A spoonful of sugar is popular because its graininess could slightly irritate the esophagus, causing the phrenic nerves to “reset” themselves, although there is no proof of this.
2. Or something sour.
Take a teaspoonful of vinegar. Its sour taste could stop a hiccup in its tracks.
3. Have some peanut butter.
A classic hiccups remedy involves eating a big spoonful of peanut butter. In the process of chewing and getting it off your tongue and teeth, your swallowing and breathing patterns are interrupted. And hence, the hiccups will be history.
4. Sip some hot sauce.
This probably works because the heat and burn are distracting enough to turn your body’s focus on the burn, instead of the hiccup process.
5. Enjoy a little honey.
Put 1 teaspoon of honey, stirred in warm water, on the back of your tongue, and swallow it. Like dill, honey could potentially tickle the vagus nerve to make the hiccups stop.
6. Yummy chocolate remedy.
Eat some powdered chocolate drink mix (cocoa or Ovaltine) right off the spoon. Swallowing the spoonful isn’t easy and should short-circuit the hiccups.
7. Brown bag ‘em.
Breathe slowly and deeply into a small paper bag. (Stop if you feel light-headed.) This increases the carbon dioxide level in the blood and makes the diaphragm contract more deeply to bring in more oxygen, which may stop the spasms.
8. Chew up some dill.
Here’s a simple, pleasant-tasting trick: Slowly chew a teaspoon of dill seeds. This traditional cure may work because swallowing the seeds stimulates the vagus nerve to make the hiccups stop.
9. Try the paper towel trick.
Place a single layer of paper towel over the top of a glass, then drink through the towel.

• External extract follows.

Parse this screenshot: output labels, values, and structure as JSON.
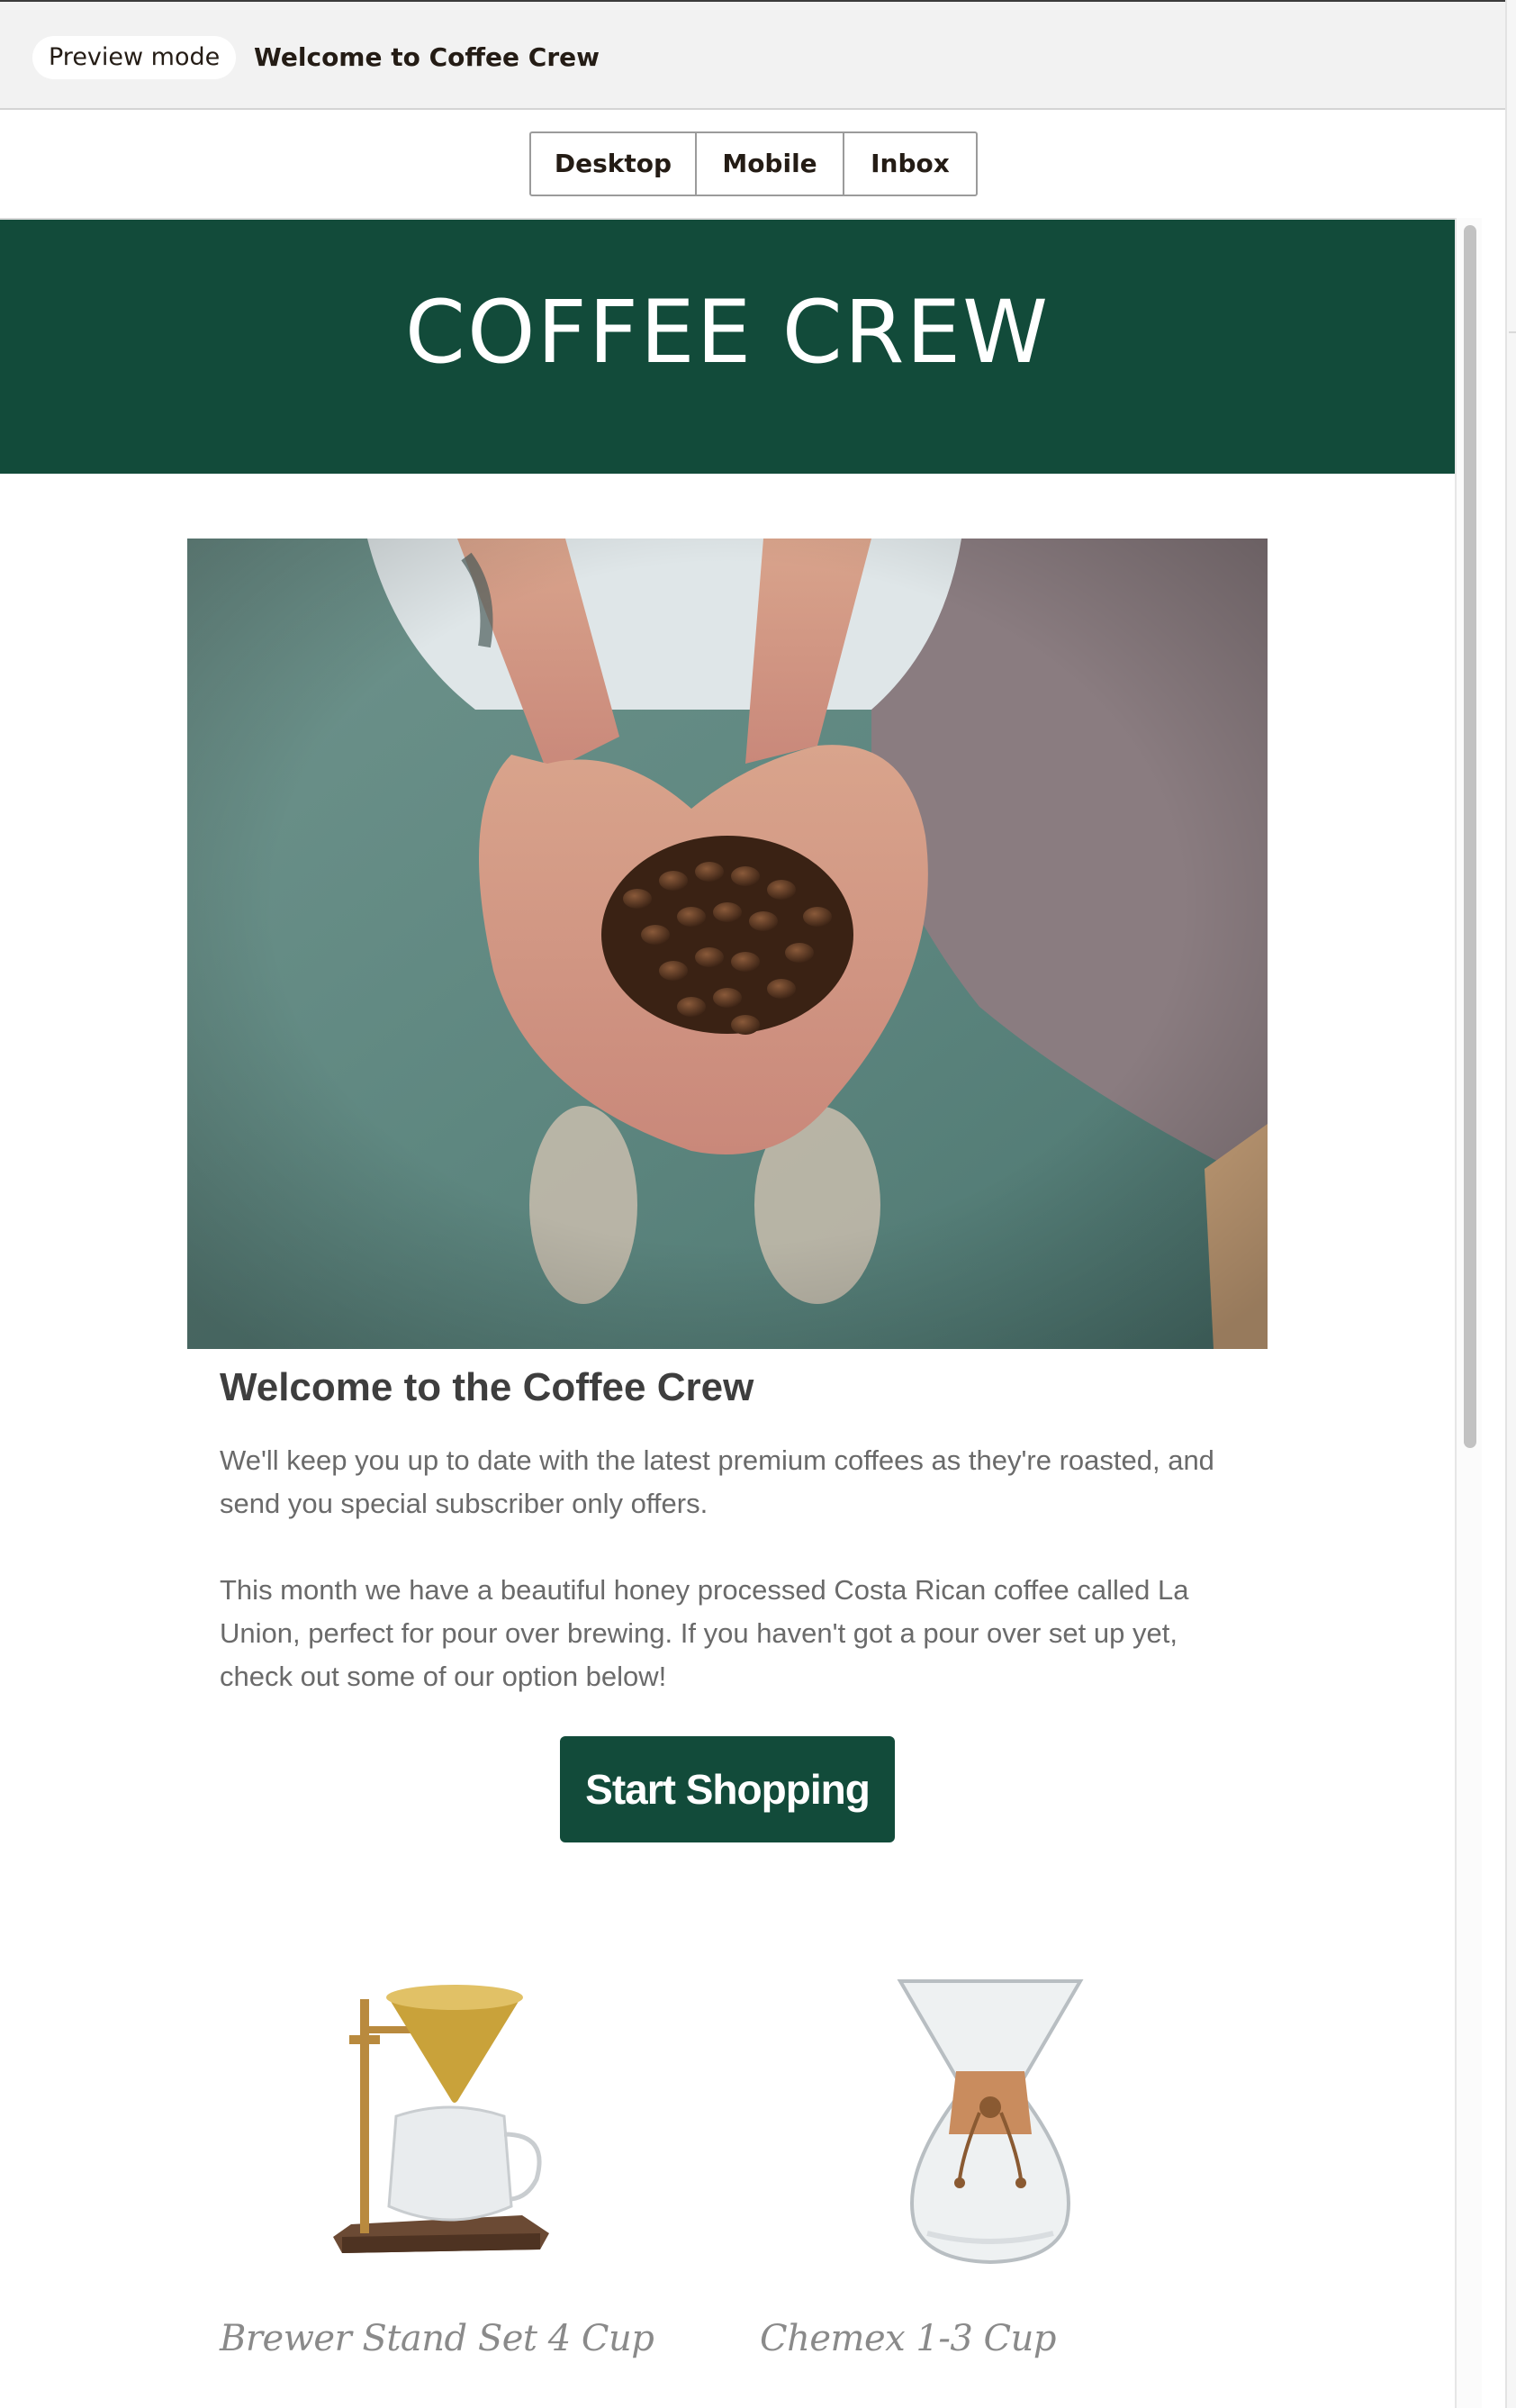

You’ll have to “pull” harder with your diaphragm to suck up the water, and concentrated gulping counteracts spasmodic muscle movements.